RECORDS TO PROCESS
═══
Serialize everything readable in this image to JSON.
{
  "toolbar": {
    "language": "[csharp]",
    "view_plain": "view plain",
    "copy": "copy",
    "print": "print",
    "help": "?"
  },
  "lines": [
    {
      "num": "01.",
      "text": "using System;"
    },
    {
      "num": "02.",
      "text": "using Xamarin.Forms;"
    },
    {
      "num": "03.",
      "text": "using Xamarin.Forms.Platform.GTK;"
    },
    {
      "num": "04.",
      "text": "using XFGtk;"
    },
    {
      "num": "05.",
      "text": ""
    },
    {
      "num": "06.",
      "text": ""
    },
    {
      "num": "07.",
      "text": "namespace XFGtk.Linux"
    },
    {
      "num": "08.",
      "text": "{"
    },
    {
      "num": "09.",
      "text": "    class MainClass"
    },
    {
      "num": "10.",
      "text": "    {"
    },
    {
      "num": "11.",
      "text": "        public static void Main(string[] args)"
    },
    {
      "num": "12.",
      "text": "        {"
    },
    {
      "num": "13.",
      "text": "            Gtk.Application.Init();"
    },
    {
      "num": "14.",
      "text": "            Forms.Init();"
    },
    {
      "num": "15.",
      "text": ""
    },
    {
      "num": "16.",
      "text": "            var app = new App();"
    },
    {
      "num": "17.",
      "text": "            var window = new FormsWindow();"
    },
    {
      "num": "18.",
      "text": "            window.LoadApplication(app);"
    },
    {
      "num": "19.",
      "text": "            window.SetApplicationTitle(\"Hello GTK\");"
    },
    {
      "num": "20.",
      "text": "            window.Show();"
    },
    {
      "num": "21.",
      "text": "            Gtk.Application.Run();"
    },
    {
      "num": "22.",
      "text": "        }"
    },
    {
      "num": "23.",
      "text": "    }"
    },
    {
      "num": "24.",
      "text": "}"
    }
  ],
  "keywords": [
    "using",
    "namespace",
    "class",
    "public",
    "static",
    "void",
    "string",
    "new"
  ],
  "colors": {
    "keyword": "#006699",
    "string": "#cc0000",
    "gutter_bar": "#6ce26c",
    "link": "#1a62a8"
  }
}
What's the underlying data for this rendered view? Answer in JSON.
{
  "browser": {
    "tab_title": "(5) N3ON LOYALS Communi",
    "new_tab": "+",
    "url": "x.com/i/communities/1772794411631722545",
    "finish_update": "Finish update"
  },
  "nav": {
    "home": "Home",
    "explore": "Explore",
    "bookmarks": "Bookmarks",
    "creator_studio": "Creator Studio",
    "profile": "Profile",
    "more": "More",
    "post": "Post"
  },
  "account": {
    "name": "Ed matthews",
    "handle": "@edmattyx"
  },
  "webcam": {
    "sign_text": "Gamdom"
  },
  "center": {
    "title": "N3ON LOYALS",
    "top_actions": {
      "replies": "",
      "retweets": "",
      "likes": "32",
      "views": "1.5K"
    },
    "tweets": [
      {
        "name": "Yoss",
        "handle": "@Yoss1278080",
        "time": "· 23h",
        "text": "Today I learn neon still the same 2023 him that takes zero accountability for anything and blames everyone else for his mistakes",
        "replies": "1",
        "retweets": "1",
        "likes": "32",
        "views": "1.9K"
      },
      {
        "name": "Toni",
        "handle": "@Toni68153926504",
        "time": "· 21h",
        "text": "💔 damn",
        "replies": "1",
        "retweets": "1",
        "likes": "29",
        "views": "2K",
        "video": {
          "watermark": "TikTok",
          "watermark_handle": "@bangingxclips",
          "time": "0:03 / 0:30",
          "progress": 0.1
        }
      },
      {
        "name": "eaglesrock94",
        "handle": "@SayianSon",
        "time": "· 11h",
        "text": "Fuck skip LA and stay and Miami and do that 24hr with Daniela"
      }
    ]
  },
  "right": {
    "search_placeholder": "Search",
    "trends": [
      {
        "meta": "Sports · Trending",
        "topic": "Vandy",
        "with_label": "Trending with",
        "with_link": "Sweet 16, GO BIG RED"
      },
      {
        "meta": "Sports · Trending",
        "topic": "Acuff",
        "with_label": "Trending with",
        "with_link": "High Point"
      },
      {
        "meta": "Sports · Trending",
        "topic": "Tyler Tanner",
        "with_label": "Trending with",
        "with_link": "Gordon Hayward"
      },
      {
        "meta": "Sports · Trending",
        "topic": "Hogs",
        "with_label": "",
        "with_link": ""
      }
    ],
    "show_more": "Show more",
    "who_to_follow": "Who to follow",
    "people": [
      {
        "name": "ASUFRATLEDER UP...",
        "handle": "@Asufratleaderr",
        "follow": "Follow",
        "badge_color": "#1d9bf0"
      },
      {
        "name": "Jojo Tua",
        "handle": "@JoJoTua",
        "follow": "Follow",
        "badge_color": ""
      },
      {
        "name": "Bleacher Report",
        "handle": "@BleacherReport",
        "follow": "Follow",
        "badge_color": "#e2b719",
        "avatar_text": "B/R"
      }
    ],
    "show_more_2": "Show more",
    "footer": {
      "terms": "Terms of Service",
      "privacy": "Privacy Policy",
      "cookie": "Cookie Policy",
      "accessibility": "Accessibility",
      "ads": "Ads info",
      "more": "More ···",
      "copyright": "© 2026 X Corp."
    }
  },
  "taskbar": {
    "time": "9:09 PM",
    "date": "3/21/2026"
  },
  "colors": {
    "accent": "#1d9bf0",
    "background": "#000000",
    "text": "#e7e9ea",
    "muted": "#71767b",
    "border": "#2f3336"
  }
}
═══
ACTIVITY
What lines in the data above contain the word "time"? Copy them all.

COMPLETED TASK
        "time": "· 23h",
        "time": "· 21h",
          "time": "0:03 / 0:30",
        "time": "· 11h",
    "time": "9:09 PM",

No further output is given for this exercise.